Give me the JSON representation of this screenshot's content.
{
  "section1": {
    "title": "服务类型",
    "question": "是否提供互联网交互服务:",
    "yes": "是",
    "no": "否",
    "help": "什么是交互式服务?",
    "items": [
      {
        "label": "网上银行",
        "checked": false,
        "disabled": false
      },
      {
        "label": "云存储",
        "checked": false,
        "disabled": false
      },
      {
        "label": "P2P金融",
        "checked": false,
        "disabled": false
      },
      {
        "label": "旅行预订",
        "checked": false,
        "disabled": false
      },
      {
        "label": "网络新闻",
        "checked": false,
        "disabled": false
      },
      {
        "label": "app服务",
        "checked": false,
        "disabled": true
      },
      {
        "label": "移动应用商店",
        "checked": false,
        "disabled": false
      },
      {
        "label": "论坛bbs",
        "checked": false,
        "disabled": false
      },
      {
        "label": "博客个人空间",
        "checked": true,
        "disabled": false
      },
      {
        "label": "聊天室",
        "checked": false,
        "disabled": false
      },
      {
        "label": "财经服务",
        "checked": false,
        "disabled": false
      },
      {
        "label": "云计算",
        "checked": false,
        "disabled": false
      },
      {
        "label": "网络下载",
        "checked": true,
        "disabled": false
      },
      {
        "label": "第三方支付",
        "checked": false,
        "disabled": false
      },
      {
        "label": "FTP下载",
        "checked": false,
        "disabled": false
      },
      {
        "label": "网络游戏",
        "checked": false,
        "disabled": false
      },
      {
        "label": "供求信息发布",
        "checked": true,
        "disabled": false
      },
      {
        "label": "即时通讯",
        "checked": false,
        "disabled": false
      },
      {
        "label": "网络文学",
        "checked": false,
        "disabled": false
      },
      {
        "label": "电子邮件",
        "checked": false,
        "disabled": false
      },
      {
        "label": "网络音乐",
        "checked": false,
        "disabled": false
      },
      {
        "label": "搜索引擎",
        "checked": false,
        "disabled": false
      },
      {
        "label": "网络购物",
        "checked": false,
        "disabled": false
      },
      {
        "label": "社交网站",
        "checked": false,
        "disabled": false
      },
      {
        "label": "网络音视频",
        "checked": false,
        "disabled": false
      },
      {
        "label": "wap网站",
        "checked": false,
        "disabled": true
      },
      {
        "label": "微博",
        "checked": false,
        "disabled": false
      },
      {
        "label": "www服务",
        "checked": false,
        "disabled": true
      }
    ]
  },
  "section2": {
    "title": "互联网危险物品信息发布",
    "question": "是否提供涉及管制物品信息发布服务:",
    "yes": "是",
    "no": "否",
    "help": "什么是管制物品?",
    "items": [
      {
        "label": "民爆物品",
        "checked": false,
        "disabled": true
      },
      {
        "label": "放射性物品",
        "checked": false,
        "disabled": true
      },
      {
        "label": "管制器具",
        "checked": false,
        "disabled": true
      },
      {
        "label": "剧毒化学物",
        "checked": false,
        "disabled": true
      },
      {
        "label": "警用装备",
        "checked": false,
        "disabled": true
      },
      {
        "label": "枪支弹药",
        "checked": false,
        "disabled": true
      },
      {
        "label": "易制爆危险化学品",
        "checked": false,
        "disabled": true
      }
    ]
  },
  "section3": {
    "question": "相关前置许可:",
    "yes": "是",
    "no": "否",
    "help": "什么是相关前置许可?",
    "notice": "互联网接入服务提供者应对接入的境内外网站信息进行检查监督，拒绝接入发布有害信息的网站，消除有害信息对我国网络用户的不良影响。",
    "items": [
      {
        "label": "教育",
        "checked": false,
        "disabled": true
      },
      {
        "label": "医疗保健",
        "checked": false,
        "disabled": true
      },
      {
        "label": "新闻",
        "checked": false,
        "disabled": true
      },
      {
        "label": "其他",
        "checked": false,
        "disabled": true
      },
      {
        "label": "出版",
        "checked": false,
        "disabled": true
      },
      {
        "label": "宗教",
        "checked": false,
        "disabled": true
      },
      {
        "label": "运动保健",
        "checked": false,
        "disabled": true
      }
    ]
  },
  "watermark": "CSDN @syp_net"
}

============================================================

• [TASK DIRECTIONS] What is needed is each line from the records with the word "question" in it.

• [EXERCISE SOLUTION]
    "question": "是否提供互联网交互服务:",
    "question": "是否提供涉及管制物品信息发布服务:",
    "question": "相关前置许可:",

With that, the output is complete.